Task directions –
Look for the word "Valore" in the data below, and copy every line that holds it.

═══ Recorded information ═══

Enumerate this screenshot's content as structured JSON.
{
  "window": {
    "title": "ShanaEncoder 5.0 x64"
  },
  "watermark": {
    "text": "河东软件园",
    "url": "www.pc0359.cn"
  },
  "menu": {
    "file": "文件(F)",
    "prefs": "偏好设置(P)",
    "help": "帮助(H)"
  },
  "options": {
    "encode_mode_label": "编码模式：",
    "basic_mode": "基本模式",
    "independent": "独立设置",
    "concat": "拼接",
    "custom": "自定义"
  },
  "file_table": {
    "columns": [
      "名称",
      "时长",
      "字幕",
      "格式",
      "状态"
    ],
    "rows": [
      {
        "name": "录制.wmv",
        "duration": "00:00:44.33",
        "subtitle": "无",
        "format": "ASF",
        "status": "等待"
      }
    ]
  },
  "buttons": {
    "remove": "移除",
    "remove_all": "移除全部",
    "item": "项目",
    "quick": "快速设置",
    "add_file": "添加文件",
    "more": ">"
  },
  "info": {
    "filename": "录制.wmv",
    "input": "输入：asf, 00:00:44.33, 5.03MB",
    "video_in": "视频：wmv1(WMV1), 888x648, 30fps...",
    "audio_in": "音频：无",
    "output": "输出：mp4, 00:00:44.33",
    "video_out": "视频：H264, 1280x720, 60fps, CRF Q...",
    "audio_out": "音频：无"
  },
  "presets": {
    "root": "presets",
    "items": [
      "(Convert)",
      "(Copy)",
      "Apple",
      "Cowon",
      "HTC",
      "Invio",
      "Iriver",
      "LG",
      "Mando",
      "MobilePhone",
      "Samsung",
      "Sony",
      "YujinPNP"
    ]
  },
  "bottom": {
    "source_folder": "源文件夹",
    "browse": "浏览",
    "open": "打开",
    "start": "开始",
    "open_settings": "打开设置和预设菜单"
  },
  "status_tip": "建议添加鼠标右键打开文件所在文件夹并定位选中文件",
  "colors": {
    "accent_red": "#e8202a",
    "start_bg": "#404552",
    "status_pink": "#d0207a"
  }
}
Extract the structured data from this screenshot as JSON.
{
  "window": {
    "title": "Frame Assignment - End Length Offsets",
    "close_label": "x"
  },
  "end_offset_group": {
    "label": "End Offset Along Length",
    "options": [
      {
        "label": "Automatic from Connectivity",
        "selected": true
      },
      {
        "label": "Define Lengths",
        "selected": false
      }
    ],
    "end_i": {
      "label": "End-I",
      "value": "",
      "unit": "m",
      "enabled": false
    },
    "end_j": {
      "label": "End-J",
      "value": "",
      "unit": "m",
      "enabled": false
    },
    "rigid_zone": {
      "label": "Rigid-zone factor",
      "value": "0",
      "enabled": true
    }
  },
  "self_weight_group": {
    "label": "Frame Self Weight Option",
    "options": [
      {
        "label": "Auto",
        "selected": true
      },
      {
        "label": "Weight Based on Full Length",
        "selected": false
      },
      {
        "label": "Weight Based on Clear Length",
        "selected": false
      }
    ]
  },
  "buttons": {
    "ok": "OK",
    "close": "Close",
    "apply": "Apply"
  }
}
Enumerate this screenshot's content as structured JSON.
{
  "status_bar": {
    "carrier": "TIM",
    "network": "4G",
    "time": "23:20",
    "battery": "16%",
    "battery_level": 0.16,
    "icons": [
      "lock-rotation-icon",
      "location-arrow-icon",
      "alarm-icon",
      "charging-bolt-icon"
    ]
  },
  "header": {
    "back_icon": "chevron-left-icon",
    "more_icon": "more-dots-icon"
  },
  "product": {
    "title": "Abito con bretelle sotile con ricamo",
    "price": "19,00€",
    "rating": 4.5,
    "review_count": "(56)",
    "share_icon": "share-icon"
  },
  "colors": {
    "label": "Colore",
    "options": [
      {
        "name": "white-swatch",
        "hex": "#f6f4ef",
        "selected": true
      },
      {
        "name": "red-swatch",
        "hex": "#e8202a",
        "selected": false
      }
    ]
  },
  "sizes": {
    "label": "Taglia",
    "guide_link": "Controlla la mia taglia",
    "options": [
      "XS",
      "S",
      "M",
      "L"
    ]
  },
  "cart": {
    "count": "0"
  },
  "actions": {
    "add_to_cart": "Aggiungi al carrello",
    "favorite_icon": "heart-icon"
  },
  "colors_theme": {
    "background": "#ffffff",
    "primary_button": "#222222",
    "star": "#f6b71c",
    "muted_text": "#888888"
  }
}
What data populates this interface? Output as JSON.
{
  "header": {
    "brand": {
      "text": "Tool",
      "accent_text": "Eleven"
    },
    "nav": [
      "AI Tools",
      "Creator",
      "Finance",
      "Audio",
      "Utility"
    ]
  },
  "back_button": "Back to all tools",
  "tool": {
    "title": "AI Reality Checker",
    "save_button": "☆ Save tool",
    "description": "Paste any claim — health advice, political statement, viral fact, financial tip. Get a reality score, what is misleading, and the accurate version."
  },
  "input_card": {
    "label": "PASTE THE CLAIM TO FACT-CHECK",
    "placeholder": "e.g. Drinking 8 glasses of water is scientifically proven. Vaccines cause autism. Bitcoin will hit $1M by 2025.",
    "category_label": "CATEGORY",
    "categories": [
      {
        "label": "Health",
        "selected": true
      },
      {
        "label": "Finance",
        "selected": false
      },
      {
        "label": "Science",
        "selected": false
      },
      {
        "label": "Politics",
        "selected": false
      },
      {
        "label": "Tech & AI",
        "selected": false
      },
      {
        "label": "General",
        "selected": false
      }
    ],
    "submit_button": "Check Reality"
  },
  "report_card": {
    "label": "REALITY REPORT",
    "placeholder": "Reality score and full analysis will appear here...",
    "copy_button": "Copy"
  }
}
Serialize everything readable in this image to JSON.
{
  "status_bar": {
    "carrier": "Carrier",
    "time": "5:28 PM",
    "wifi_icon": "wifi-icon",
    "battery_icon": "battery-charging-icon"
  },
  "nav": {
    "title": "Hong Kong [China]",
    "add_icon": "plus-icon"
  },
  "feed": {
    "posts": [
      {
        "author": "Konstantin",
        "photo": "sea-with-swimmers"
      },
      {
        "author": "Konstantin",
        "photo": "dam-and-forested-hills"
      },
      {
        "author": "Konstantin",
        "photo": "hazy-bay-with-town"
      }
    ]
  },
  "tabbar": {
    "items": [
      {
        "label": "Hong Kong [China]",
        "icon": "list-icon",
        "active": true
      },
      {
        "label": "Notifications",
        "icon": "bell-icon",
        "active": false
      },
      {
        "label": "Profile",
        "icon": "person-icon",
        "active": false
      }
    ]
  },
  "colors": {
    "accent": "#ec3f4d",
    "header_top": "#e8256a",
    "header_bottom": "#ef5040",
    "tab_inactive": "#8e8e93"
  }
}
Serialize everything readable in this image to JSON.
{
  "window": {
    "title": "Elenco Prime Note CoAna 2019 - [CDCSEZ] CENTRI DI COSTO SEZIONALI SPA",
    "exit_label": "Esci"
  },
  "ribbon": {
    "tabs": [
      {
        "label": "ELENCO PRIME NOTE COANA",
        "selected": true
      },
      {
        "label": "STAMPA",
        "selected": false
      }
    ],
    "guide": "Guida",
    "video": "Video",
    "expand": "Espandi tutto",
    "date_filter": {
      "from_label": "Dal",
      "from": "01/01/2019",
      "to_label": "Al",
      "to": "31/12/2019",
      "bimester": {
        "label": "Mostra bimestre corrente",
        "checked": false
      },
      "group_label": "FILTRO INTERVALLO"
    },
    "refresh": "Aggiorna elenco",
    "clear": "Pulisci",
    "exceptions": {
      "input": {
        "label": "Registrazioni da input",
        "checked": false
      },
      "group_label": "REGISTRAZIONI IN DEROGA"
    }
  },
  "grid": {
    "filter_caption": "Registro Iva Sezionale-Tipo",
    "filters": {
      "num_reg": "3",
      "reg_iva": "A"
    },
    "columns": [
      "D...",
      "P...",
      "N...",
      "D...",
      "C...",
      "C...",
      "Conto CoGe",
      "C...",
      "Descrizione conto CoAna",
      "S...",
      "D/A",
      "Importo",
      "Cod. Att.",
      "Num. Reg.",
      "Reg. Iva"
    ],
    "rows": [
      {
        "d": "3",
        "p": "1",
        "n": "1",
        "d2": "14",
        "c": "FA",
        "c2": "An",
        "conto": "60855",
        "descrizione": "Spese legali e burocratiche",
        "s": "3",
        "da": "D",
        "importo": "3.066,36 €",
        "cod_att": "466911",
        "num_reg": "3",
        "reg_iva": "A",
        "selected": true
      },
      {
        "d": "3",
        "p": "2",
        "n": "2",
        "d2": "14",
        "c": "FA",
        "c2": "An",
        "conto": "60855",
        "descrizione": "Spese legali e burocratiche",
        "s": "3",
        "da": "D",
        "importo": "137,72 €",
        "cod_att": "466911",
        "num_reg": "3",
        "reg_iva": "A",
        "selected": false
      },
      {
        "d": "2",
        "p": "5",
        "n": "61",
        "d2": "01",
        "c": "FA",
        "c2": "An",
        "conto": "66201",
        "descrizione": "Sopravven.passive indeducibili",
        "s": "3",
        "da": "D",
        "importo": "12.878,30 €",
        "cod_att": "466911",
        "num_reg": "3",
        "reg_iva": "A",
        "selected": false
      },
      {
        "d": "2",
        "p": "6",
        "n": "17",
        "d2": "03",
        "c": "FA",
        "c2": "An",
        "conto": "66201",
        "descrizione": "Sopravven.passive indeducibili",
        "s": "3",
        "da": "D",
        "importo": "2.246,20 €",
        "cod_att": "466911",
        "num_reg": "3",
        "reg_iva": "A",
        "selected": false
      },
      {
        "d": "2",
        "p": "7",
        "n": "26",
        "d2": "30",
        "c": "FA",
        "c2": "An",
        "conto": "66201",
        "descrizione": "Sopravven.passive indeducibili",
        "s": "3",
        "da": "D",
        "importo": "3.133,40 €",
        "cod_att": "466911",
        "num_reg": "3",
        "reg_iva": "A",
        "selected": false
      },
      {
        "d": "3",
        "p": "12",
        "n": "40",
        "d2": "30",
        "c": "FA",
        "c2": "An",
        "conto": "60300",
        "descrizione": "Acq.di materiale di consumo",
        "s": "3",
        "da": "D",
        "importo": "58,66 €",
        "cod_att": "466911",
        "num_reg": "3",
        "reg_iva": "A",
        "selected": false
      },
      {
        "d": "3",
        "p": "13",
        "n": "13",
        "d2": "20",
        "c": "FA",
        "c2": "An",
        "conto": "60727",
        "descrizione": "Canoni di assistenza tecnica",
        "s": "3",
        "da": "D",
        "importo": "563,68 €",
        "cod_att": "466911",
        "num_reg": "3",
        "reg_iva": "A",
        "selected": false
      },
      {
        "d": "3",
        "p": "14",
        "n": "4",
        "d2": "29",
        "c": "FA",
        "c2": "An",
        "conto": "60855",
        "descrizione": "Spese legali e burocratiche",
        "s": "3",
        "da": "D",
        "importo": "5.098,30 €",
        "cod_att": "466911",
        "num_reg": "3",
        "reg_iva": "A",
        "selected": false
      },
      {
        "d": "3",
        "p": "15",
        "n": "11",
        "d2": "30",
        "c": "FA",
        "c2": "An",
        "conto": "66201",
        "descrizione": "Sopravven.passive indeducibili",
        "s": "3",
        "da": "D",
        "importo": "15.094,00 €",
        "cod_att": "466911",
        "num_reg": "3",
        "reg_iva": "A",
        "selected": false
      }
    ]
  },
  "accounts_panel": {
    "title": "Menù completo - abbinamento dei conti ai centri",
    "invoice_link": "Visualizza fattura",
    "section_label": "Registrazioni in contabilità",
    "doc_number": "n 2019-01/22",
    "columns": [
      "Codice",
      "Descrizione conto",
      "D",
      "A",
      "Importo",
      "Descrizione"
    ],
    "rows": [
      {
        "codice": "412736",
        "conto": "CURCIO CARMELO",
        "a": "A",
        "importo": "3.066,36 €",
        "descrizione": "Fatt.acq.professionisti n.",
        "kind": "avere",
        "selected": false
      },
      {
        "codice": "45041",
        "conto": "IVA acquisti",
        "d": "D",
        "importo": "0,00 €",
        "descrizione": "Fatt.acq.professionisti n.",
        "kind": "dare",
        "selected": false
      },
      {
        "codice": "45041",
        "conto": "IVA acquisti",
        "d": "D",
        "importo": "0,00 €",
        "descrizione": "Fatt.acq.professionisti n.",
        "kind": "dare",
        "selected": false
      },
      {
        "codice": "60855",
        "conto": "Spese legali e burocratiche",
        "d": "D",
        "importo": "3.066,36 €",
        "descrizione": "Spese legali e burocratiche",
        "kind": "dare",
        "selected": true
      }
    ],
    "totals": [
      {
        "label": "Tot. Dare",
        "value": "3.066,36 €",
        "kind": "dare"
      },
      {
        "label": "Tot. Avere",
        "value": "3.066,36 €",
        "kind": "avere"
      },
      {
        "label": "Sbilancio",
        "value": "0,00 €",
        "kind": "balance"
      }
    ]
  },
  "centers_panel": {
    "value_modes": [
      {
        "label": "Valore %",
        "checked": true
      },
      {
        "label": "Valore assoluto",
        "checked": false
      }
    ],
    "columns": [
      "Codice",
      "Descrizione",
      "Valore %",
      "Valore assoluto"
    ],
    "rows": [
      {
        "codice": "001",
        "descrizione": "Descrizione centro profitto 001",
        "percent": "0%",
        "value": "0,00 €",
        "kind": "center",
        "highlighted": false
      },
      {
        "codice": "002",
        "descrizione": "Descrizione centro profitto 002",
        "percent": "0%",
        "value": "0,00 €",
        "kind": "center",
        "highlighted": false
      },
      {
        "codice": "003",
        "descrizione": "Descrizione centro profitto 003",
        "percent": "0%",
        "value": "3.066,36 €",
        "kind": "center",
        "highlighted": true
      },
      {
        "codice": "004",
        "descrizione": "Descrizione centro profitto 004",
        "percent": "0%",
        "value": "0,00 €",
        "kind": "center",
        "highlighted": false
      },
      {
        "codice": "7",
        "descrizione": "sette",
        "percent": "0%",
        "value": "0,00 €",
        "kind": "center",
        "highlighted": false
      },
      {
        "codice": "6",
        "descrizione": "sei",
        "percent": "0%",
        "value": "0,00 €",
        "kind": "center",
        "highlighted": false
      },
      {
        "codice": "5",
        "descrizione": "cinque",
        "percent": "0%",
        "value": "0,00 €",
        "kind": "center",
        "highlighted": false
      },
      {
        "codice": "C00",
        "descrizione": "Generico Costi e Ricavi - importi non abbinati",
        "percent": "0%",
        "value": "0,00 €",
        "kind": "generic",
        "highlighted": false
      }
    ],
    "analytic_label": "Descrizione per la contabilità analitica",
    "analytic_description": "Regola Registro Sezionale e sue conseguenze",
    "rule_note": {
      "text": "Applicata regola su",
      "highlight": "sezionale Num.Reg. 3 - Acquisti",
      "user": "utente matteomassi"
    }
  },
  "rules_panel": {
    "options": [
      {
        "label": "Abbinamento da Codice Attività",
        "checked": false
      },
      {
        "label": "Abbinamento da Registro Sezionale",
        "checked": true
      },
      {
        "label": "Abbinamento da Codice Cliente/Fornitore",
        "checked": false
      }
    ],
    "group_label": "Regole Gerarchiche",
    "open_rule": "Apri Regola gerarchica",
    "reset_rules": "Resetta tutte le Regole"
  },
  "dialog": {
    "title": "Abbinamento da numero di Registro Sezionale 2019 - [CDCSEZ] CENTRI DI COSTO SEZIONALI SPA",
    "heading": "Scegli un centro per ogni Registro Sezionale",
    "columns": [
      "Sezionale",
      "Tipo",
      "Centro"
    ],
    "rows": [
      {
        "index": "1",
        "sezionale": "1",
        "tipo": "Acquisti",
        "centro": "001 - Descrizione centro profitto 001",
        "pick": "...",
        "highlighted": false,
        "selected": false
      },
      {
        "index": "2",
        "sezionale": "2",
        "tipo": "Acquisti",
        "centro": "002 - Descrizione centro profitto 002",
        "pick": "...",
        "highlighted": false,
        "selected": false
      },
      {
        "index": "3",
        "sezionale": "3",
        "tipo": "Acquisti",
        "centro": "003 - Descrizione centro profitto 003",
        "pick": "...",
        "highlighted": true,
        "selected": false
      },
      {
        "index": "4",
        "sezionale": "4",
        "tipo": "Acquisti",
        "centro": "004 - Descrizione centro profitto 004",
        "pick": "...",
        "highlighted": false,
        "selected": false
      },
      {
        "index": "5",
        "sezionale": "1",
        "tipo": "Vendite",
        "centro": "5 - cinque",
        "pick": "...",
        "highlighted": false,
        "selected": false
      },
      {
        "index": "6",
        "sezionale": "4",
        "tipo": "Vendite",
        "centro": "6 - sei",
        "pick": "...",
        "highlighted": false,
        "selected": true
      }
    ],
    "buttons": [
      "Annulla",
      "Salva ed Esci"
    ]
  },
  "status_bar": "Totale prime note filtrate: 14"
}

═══

Written answer –
        "label": "Valore %",
        "label": "Valore assoluto",
      "Valore %",
      "Valore assoluto"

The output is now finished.